▸ **Aim of the task**
List all the lines in these records that hold "valid".

Data under study below:

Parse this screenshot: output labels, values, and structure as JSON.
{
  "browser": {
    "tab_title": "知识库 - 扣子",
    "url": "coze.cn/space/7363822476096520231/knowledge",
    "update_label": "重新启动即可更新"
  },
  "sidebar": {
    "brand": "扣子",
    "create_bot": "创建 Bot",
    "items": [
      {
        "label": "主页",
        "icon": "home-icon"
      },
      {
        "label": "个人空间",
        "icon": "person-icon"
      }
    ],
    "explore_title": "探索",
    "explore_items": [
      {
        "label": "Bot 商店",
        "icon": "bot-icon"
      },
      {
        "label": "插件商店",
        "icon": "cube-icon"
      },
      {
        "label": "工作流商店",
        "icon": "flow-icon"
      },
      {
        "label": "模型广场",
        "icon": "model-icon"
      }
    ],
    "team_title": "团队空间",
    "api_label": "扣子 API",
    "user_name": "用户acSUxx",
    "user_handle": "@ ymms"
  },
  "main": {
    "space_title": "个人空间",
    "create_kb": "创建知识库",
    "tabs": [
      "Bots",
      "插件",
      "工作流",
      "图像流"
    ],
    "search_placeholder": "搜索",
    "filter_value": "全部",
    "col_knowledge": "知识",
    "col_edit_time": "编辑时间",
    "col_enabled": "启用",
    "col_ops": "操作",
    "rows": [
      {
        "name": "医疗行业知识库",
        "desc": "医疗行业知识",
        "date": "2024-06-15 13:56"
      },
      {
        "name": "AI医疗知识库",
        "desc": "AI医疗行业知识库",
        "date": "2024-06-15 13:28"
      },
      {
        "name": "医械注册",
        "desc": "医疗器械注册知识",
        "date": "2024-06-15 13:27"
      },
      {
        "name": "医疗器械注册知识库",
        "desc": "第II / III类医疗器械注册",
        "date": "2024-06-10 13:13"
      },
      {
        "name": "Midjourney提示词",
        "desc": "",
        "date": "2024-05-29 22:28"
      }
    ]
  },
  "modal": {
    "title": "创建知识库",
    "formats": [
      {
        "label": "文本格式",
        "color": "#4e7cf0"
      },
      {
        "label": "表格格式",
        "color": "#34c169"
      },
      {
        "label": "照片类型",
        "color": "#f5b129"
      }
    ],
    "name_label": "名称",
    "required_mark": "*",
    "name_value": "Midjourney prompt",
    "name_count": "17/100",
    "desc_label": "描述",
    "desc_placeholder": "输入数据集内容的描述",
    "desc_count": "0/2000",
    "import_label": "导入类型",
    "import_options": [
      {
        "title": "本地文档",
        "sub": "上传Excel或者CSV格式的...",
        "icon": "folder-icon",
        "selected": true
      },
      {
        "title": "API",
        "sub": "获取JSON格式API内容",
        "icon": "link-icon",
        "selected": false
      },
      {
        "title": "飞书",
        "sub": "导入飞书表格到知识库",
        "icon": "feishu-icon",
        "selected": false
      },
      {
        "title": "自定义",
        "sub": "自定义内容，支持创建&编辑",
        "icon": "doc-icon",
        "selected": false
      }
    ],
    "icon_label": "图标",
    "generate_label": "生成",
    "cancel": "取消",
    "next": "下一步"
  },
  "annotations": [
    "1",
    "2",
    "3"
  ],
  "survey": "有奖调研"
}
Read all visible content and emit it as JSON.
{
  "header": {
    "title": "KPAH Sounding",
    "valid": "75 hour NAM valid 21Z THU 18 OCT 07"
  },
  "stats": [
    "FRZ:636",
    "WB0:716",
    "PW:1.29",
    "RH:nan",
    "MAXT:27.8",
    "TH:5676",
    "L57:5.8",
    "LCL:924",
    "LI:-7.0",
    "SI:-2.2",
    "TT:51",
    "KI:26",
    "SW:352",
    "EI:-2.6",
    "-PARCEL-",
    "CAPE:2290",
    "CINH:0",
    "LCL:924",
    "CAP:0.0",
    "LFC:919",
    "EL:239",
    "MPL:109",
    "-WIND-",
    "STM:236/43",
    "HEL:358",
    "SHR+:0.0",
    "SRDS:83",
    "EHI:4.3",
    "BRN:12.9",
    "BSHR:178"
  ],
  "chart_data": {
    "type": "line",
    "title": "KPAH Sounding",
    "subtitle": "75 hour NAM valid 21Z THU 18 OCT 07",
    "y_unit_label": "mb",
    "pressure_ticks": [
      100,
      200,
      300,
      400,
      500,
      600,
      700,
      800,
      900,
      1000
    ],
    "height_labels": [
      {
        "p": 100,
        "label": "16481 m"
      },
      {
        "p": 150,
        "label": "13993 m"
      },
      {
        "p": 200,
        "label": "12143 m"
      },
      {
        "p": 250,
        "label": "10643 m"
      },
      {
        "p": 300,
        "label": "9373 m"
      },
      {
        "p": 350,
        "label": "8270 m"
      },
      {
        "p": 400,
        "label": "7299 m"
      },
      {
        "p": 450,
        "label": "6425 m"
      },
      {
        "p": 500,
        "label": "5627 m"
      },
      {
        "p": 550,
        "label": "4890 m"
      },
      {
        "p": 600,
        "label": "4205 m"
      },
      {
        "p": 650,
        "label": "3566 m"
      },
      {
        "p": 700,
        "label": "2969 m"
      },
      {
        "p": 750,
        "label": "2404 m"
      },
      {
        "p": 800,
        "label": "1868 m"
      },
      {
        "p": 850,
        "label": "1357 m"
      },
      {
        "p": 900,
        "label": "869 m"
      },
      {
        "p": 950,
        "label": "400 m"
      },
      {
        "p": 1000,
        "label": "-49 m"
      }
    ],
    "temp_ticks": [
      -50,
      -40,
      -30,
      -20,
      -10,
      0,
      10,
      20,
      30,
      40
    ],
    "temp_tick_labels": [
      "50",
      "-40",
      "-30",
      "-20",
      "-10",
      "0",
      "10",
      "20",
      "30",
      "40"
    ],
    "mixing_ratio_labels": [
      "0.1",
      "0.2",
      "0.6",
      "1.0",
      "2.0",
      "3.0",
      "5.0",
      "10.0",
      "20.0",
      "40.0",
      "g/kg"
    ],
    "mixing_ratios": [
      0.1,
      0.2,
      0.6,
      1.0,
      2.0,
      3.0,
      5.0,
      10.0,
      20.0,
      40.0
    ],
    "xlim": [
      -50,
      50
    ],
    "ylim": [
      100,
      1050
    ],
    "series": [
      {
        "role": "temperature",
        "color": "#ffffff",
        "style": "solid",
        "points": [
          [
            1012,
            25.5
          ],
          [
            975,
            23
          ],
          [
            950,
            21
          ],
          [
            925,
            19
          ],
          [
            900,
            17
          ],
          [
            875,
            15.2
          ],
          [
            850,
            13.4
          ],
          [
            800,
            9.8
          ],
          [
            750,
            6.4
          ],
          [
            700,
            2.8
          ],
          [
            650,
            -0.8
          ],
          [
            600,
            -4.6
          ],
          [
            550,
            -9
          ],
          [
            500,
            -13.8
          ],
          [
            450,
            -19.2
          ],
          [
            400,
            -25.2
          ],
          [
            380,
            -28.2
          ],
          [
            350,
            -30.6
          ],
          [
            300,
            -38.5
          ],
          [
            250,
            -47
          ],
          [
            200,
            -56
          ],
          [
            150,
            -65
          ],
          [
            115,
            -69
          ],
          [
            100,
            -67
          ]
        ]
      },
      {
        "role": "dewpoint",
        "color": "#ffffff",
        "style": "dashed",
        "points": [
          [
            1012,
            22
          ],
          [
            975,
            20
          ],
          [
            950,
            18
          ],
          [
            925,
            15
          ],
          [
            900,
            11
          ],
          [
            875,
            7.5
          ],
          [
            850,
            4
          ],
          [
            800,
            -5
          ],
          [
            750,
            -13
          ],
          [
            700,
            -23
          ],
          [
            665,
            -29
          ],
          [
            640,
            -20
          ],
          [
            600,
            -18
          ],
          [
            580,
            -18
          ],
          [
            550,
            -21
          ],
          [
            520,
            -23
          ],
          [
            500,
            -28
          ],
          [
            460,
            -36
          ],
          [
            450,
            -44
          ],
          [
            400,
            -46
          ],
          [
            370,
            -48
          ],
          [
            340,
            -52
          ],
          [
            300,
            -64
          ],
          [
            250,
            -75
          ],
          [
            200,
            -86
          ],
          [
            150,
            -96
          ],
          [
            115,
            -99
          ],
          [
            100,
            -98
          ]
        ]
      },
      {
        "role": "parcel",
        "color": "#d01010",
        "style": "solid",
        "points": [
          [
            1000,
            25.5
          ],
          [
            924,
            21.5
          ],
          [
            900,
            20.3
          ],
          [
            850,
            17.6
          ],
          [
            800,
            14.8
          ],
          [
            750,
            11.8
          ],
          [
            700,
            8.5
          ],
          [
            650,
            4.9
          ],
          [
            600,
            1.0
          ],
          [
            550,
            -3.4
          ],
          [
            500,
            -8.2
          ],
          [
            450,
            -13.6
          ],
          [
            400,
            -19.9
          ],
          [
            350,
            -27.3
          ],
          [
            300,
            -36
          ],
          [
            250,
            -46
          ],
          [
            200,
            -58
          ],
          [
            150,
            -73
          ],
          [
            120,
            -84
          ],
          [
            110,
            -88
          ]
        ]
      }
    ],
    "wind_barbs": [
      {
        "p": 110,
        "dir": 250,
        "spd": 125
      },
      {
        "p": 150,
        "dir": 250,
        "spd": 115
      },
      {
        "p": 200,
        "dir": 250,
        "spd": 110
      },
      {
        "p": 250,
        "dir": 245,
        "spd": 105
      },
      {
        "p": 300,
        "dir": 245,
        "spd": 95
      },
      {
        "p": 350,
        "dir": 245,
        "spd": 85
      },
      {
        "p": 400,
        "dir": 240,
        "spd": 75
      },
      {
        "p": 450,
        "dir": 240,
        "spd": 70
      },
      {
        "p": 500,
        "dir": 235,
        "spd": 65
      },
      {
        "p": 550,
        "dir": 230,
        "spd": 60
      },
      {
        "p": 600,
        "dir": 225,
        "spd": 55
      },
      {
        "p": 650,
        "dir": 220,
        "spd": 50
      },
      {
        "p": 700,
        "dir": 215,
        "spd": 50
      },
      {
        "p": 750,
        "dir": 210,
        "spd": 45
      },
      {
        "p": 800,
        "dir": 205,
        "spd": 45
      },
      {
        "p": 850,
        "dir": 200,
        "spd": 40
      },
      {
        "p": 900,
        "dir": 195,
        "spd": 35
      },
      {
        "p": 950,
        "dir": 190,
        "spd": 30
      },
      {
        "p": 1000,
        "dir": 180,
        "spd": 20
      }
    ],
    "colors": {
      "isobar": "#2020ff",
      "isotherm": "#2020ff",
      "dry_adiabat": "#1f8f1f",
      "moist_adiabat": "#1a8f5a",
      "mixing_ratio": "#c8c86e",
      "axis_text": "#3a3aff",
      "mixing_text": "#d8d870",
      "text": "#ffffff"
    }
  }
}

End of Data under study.

▸ **Written reply**
    "valid": "75 hour NAM valid 21Z THU 18 OCT 07"
    "subtitle": "75 hour NAM valid 21Z THU 18 OCT 07",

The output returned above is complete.